Virus Fate and Transport in Groundwater : Organic matter, uncertainty, and cold climate

Sammanfattning: Water managers must balance the need for clean and safe drinking water with ever-increasing amounts of waste-water. A technique for treating and storing surface water called “managed aquifer recharge” (MAR) is frequently used to help maintain this balance. When MAR is used to produce drinking water, water managers must ensure that disease-causing microbial contaminants are removed from the water prior to its distribution. This thesis examined the processes responsible for removing a specific class of microbial contaminants called “enteric viruses” during MAR. Viruses are naturally removed in groundwater through adsorption and inactivation mechanisms. This thesis investigated how these virus removal mechanisms were affected by ionic strength (IS), dissolved organic carbon (DOC), and the age of the sand used in a MAR infiltration basin.
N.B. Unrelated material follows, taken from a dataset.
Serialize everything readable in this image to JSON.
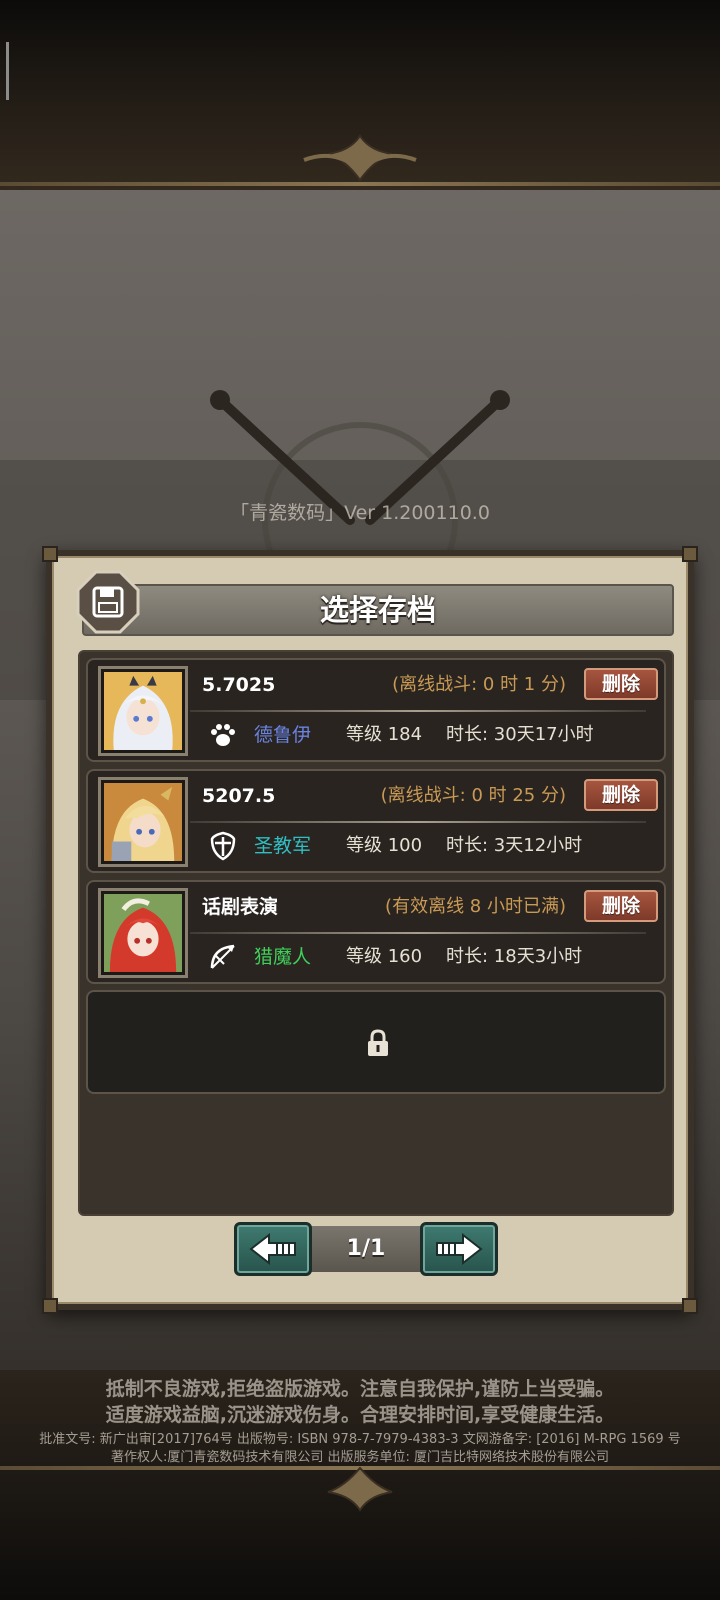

This was done using batch and flow-through column experiments designed to mimic conditions characteristic of a basin infiltration MAR scheme in Uppsala, Sweden. Bacteriophage MS2 was used as a proxy for enteric viruses. All of the experiments were conducted at 4°C. Experimental data were modeled to describe the fate and transport of viruses in the infiltrated groundwater. Conventional least-squares optimization and generalized likelihood uncertainty estimation (GLUE) were compared as model fitting-approaches in order to determine how data uncertainty affects parameter estimates and model predictions. Results showed that the sand used in the infiltration basins accumulates adsorbed organic matter as it is exposed to infiltrating surface waters. This reduced the amount of MS2 that was removed due to adsorption and inactivation. Results from GLUE indicated that MS2 is more likely to inactivate in a time-dependent manner when in the presence of sand with high concentrations of organic matter. Both model fitting techniques indicated that virus attachment rates were significantly lower for sand with high organic carbon content. Neither methodology was capable of adequately capturing the kinetics of virus adsorption. Uncertainties in the experimental data had a large effect on the conclusions that could be drawn from fitted models. This study showed that the presence of natural organic matter reduces the value of the infiltration basin as a microbial barrier.